2. CLIC will accomplish #1 through a few very targeted outputs/activities:
- Competitions to identify and financially reward innovative apps and platforms supporting connected learning
- Open source sharing community for sharing things that submitters and/or institutions wish to share, such as tools, frameworks, apps, app gateways, etc. Open source “things” built on standards can be utilized cross platform – so, this is the first ever cross-platform open source initiative anywhere!
- A facilitated leadership community via listservs and newsletters to keep all interested parties abreast of the happenings, organize the core advocacy/leadership and enable organic growth. There will be app evaluation activities and other community milestones. As an example of organic growth, whereas IMS will be conducting large-scale challenges we will encourage regional/institutional level challenges in conjunction with tech fairs institutions or others may already be conducting.
3. CLIC is NOT an IMS membership program. To lead, support or follow CLIC your organization does not need to be an IMS member. I’m sure lots of IMS member organizations will be supporting CLIC, and, of course the IMS members made all this possible. But, think of CLIC more like the original IMS initiative organized by EDUCAUSE back in the mid-1990’s. CLIC is a collaboration to make something happen without having a whole lot of formality behind it at the start other than the activities themselves. IMS has the chops to facilitate this, but we want it to go in the direction that the institutional leaders who get involved want to take it in terms of something more formal (or not).

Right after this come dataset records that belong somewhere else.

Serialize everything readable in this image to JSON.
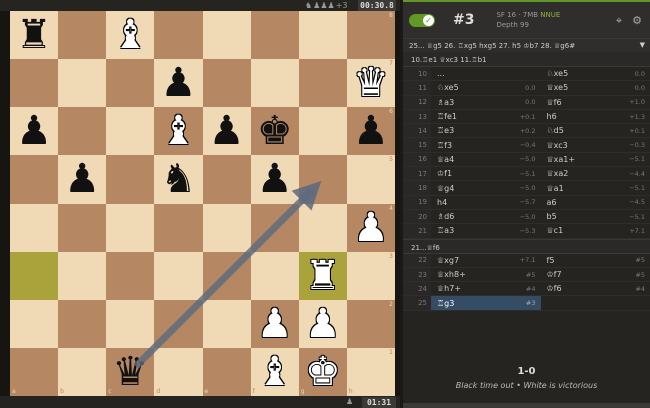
{
  "top": {
    "material_icons": [
      "knight-icon",
      "pawn-icon",
      "pawn-icon",
      "pawn-icon"
    ],
    "material_diff": "+3",
    "clock": "00:30.8"
  },
  "bottom": {
    "clock": "01:31"
  },
  "board": {
    "rank_labels": [
      "8",
      "7",
      "6",
      "5",
      "4",
      "3",
      "2",
      "1"
    ],
    "file_labels": [
      "a",
      "b",
      "c",
      "d",
      "e",
      "f",
      "g",
      "h"
    ],
    "highlight_squares": [
      "a3",
      "g3"
    ],
    "arrow": {
      "from": "c1",
      "to": "g5",
      "color": "#5b6a7d"
    },
    "pieces": [
      {
        "sq": "a8",
        "color": "b",
        "type": "rook",
        "glyph": "♜"
      },
      {
        "sq": "c8",
        "color": "w",
        "type": "bishop",
        "glyph": "♝"
      },
      {
        "sq": "h7",
        "color": "w",
        "type": "queen",
        "glyph": "♛"
      },
      {
        "sq": "d7",
        "color": "b",
        "type": "pawn",
        "glyph": "♟"
      },
      {
        "sq": "a6",
        "color": "b",
        "type": "pawn",
        "glyph": "♟"
      },
      {
        "sq": "d6",
        "color": "w",
        "type": "bishop",
        "glyph": "♝"
      },
      {
        "sq": "e6",
        "color": "b",
        "type": "pawn",
        "glyph": "♟"
      },
      {
        "sq": "f6",
        "color": "b",
        "type": "king",
        "glyph": "♚"
      },
      {
        "sq": "h6",
        "color": "b",
        "type": "pawn",
        "glyph": "♟"
      },
      {
        "sq": "b5",
        "color": "b",
        "type": "pawn",
        "glyph": "♟"
      },
      {
        "sq": "d5",
        "color": "b",
        "type": "knight",
        "glyph": "♞"
      },
      {
        "sq": "f5",
        "color": "b",
        "type": "pawn",
        "glyph": "♟"
      },
      {
        "sq": "h4",
        "color": "w",
        "type": "pawn",
        "glyph": "♟"
      },
      {
        "sq": "g3",
        "color": "w",
        "type": "rook",
        "glyph": "♜"
      },
      {
        "sq": "f2",
        "color": "w",
        "type": "pawn",
        "glyph": "♟"
      },
      {
        "sq": "g2",
        "color": "w",
        "type": "pawn",
        "glyph": "♟"
      },
      {
        "sq": "c1",
        "color": "b",
        "type": "queen",
        "glyph": "♛"
      },
      {
        "sq": "f1",
        "color": "w",
        "type": "bishop",
        "glyph": "♝"
      },
      {
        "sq": "g1",
        "color": "w",
        "type": "king",
        "glyph": "♚"
      }
    ]
  },
  "ceval": {
    "eval": "#3",
    "engine": "SF 16 · 7MB",
    "nnue": "NNUE",
    "depth": "Depth 99",
    "pv": "25... ♕g5 26. ♖xg5 hxg5 27. h5 ♔b7 28. ♕g6#"
  },
  "comments": {
    "line1": "10.♖e1 ♕xc3 11.♖b1",
    "line2": "21...♕f6"
  },
  "moves_a": [
    {
      "num": "10",
      "white": "...",
      "wev": "",
      "black": "♘xe5",
      "bev": "0.0"
    },
    {
      "num": "11",
      "white": "♘xe5",
      "wev": "0.0",
      "black": "♕xe5",
      "bev": "0.0"
    },
    {
      "num": "12",
      "white": "♗a3",
      "wev": "0.0",
      "black": "♕f6",
      "bev": "+1.0"
    },
    {
      "num": "13",
      "white": "♖fe1",
      "wev": "+0.1",
      "black": "h6",
      "bev": "+1.3"
    },
    {
      "num": "14",
      "white": "♖e3",
      "wev": "+0.2",
      "black": "♘d5",
      "bev": "+0.1"
    },
    {
      "num": "15",
      "white": "♖f3",
      "wev": "−0.4",
      "black": "♕xc3",
      "bev": "−0.3"
    },
    {
      "num": "16",
      "white": "♕a4",
      "wev": "−5.0",
      "black": "♕xa1+",
      "bev": "−5.1"
    },
    {
      "num": "17",
      "white": "♔f1",
      "wev": "−5.1",
      "black": "♕xa2",
      "bev": "−4.4"
    },
    {
      "num": "18",
      "white": "♕g4",
      "wev": "−5.0",
      "black": "♕a1",
      "bev": "−5.1"
    },
    {
      "num": "19",
      "white": "h4",
      "wev": "−5.7",
      "black": "a6",
      "bev": "−4.5"
    },
    {
      "num": "20",
      "white": "♗d6",
      "wev": "−5.0",
      "black": "b5",
      "bev": "−5.1"
    },
    {
      "num": "21",
      "white": "♖a3",
      "wev": "−5.3",
      "black": "♕c1",
      "bev": "+7.1"
    }
  ],
  "moves_b": [
    {
      "num": "22",
      "white": "♕xg7",
      "wev": "+7.1",
      "black": "f5",
      "bev": "#5"
    },
    {
      "num": "23",
      "white": "♕xh8+",
      "wev": "#5",
      "black": "♔f7",
      "bev": "#5"
    },
    {
      "num": "24",
      "white": "♕h7+",
      "wev": "#4",
      "black": "♔f6",
      "bev": "#4"
    },
    {
      "num": "25",
      "white": "♖g3",
      "wev": "#3",
      "black": "",
      "bev": ""
    }
  ],
  "result": {
    "score": "1-0",
    "status": "Black time out • White is victorious"
  }
}
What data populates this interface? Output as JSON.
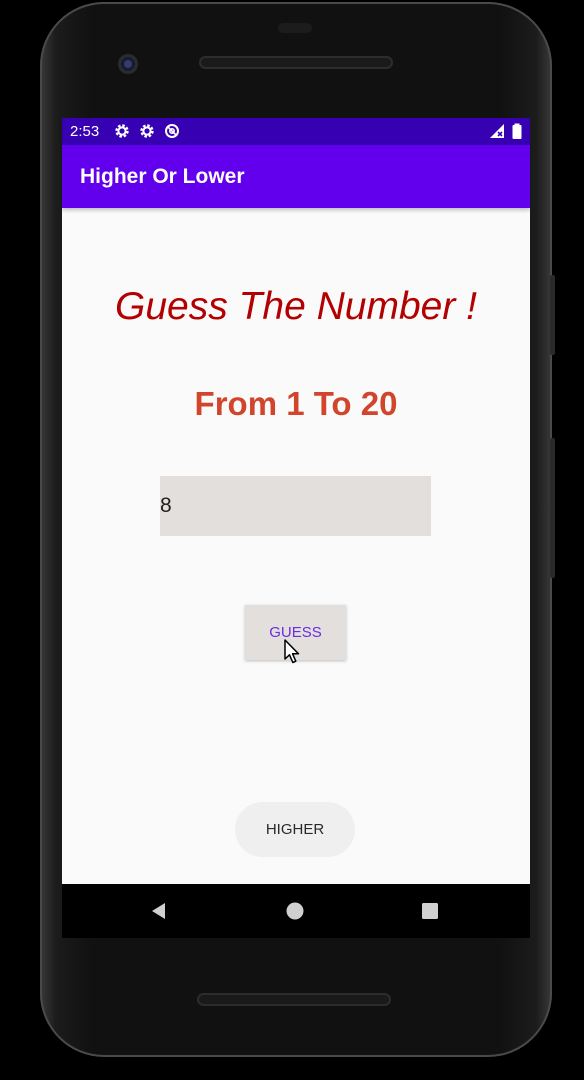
{
  "status_bar": {
    "time": "2:53",
    "icons": [
      "gear-icon",
      "gear-icon",
      "data-saver-icon",
      "signal-icon",
      "battery-icon"
    ]
  },
  "app_bar": {
    "title": "Higher Or Lower"
  },
  "main": {
    "headline": "Guess The Number !",
    "range_text": "From 1 To 20",
    "number_input_value": "8",
    "guess_button_label": "GUESS",
    "result_button_label": "HIGHER"
  },
  "navigation": {
    "icons": [
      "back-icon",
      "home-icon",
      "recents-icon"
    ]
  },
  "colors": {
    "status_bar": "#3700b3",
    "app_bar": "#6200ee",
    "headline": "#b30000",
    "range_text": "#d0452c",
    "guess_text": "#6d2ce0"
  }
}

Now, I’m going to say right now, from day one, that getting the most out of CLIC for the educational community will take leadership from institutions. Educators and their institutions are going to transform education with innovative technologies – and the CLIC community should be very productive for those wanting to help lead that charge. IMS can facilitate CLIC and put some legs underneath it – but we need institutional leadership, guidance, ideas and resources in terms of time and even financial contributions for those institutions that can. The other nice thing that IMS can bring is a way to sustain and continue the progress that CLIC makes. IMS is a solid organization that has a track record of sustaining and evolving innovative technical work even as leadership is handed off and evolved among institutions and suppliers. If you represent an institutional interest in CLIC, I hope you will consider becoming an institutional advocate as some of your peers are – and we are very thankful indeed – we should really be able to get 100 institutional advocates for CLIC!
Finally, if you have not had a chance yet to view the short 3-minute video compilation of comments from Dr. Charles Severance of University of Michigan describing some of the motivations behind CLIC I highly encourage you to go to the CLIC landing page and view the video in the top left corner!